Problem statement:
Retype every record that appears below, unchanged.

Information:
--------------------------------

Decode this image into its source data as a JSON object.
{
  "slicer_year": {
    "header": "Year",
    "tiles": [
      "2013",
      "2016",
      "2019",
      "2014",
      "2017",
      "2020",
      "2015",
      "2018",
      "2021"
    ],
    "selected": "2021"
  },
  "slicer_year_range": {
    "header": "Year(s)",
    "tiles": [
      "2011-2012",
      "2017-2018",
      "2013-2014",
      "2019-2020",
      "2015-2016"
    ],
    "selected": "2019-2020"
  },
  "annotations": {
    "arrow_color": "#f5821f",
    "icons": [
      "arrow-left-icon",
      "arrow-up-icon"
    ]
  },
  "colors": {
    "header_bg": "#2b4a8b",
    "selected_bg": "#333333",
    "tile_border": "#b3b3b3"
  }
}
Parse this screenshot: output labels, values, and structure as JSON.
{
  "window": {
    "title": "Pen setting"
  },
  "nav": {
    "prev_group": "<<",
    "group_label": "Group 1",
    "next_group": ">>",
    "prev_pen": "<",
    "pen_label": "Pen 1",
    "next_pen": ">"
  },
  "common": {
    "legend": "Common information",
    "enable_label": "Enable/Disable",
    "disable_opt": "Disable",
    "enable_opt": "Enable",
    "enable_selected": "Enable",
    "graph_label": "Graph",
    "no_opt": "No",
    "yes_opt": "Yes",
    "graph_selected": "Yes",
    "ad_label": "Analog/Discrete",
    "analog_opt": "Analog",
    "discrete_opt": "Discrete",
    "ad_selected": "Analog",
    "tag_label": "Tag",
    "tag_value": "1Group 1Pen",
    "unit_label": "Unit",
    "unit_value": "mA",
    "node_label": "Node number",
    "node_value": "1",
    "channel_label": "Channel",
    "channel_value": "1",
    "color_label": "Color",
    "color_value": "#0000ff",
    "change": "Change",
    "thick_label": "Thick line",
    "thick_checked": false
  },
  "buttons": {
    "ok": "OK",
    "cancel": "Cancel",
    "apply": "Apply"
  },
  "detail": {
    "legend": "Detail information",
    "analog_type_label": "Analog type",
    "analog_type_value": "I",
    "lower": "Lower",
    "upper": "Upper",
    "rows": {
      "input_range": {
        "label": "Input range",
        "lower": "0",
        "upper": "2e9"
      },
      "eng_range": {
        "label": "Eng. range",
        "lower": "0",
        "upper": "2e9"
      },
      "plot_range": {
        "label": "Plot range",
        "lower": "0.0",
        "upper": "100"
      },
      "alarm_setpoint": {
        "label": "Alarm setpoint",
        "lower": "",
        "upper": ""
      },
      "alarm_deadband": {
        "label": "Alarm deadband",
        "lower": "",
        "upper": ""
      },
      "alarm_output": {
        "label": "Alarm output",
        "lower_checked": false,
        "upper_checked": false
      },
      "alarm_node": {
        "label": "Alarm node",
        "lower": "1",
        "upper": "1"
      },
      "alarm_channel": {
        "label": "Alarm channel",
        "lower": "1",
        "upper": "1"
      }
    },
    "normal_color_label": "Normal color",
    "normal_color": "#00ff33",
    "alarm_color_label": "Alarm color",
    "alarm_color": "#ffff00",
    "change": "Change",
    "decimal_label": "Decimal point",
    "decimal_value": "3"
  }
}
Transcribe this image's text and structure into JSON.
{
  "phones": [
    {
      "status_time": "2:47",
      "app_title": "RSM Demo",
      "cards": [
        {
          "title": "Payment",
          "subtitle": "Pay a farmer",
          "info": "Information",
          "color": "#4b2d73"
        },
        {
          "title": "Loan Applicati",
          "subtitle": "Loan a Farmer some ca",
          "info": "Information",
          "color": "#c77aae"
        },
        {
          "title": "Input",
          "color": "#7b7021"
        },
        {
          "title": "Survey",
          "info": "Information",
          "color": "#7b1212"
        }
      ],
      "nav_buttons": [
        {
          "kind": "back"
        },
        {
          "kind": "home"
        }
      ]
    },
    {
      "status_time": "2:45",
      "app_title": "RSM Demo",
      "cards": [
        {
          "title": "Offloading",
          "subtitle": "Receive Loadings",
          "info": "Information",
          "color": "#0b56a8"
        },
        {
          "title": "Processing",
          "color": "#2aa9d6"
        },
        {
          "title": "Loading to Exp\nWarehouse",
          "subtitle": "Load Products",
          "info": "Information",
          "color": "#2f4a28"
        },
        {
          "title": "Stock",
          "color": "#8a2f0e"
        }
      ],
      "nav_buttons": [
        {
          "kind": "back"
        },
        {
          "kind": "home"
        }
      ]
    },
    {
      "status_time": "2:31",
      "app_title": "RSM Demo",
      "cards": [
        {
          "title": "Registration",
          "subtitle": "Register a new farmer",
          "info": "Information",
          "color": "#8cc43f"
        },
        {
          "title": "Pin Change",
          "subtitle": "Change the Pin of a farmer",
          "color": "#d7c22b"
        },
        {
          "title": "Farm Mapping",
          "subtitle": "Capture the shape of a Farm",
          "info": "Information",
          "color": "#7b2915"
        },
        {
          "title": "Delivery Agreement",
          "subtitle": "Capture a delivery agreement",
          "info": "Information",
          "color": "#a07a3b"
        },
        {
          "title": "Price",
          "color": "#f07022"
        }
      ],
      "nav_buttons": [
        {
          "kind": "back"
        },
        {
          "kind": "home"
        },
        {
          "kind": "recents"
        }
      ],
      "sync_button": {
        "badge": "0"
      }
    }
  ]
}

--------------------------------

Solution to the exercise:
Decode this image into its source data as a JSON object.
{
  "slicer_year": {
    "header": "Year",
    "tiles": [
      "2013",
      "2016",
      "2019",
      "2014",
      "2017",
      "2020",
      "2015",
      "2018",
      "2021"
    ],
    "selected": "2021"
  },
  "slicer_year_range": {
    "header": "Year(s)",
    "tiles": [
      "2011-2012",
      "2017-2018",
      "2013-2014",
      "2019-2020",
      "2015-2016"
    ],
    "selected": "2019-2020"
  },
  "annotations": {
    "arrow_color": "#f5821f",
    "icons": [
      "arrow-left-icon",
      "arrow-up-icon"
    ]
  },
  "colors": {
    "header_bg": "#2b4a8b",
    "selected_bg": "#333333",
    "tile_border": "#b3b3b3"
  }
}
Parse this screenshot: output labels, values, and structure as JSON.
{
  "window": {
    "title": "Pen setting"
  },
  "nav": {
    "prev_group": "<<",
    "group_label": "Group 1",
    "next_group": ">>",
    "prev_pen": "<",
    "pen_label": "Pen 1",
    "next_pen": ">"
  },
  "common": {
    "legend": "Common information",
    "enable_label": "Enable/Disable",
    "disable_opt": "Disable",
    "enable_opt": "Enable",
    "enable_selected": "Enable",
    "graph_label": "Graph",
    "no_opt": "No",
    "yes_opt": "Yes",
    "graph_selected": "Yes",
    "ad_label": "Analog/Discrete",
    "analog_opt": "Analog",
    "discrete_opt": "Discrete",
    "ad_selected": "Analog",
    "tag_label": "Tag",
    "tag_value": "1Group 1Pen",
    "unit_label": "Unit",
    "unit_value": "mA",
    "node_label": "Node number",
    "node_value": "1",
    "channel_label": "Channel",
    "channel_value": "1",
    "color_label": "Color",
    "color_value": "#0000ff",
    "change": "Change",
    "thick_label": "Thick line",
    "thick_checked": false
  },
  "buttons": {
    "ok": "OK",
    "cancel": "Cancel",
    "apply": "Apply"
  },
  "detail": {
    "legend": "Detail information",
    "analog_type_label": "Analog type",
    "analog_type_value": "I",
    "lower": "Lower",
    "upper": "Upper",
    "rows": {
      "input_range": {
        "label": "Input range",
        "lower": "0",
        "upper": "2e9"
      },
      "eng_range": {
        "label": "Eng. range",
        "lower": "0",
        "upper": "2e9"
      },
      "plot_range": {
        "label": "Plot range",
        "lower": "0.0",
        "upper": "100"
      },
      "alarm_setpoint": {
        "label": "Alarm setpoint",
        "lower": "",
        "upper": ""
      },
      "alarm_deadband": {
        "label": "Alarm deadband",
        "lower": "",
        "upper": ""
      },
      "alarm_output": {
        "label": "Alarm output",
        "lower_checked": false,
        "upper_checked": false
      },
      "alarm_node": {
        "label": "Alarm node",
        "lower": "1",
        "upper": "1"
      },
      "alarm_channel": {
        "label": "Alarm channel",
        "lower": "1",
        "upper": "1"
      }
    },
    "normal_color_label": "Normal color",
    "normal_color": "#00ff33",
    "alarm_color_label": "Alarm color",
    "alarm_color": "#ffff00",
    "change": "Change",
    "decimal_label": "Decimal point",
    "decimal_value": "3"
  }
}
Transcribe this image's text and structure into JSON.
{
  "phones": [
    {
      "status_time": "2:47",
      "app_title": "RSM Demo",
      "cards": [
        {
          "title": "Payment",
          "subtitle": "Pay a farmer",
          "info": "Information",
          "color": "#4b2d73"
        },
        {
          "title": "Loan Applicati",
          "subtitle": "Loan a Farmer some ca",
          "info": "Information",
          "color": "#c77aae"
        },
        {
          "title": "Input",
          "color": "#7b7021"
        },
        {
          "title": "Survey",
          "info": "Information",
          "color": "#7b1212"
        }
      ],
      "nav_buttons": [
        {
          "kind": "back"
        },
        {
          "kind": "home"
        }
      ]
    },
    {
      "status_time": "2:45",
      "app_title": "RSM Demo",
      "cards": [
        {
          "title": "Offloading",
          "subtitle": "Receive Loadings",
          "info": "Information",
          "color": "#0b56a8"
        },
        {
          "title": "Processing",
          "color": "#2aa9d6"
        },
        {
          "title": "Loading to Exp\nWarehouse",
          "subtitle": "Load Products",
          "info": "Information",
          "color": "#2f4a28"
        },
        {
          "title": "Stock",
          "color": "#8a2f0e"
        }
      ],
      "nav_buttons": [
        {
          "kind": "back"
        },
        {
          "kind": "home"
        }
      ]
    },
    {
      "status_time": "2:31",
      "app_title": "RSM Demo",
      "cards": [
        {
          "title": "Registration",
          "subtitle": "Register a new farmer",
          "info": "Information",
          "color": "#8cc43f"
        },
        {
          "title": "Pin Change",
          "subtitle": "Change the Pin of a farmer",
          "color": "#d7c22b"
        },
        {
          "title": "Farm Mapping",
          "subtitle": "Capture the shape of a Farm",
          "info": "Information",
          "color": "#7b2915"
        },
        {
          "title": "Delivery Agreement",
          "subtitle": "Capture a delivery agreement",
          "info": "Information",
          "color": "#a07a3b"
        },
        {
          "title": "Price",
          "color": "#f07022"
        }
      ],
      "nav_buttons": [
        {
          "kind": "back"
        },
        {
          "kind": "home"
        },
        {
          "kind": "recents"
        }
      ],
      "sync_button": {
        "badge": "0"
      }
    }
  ]
}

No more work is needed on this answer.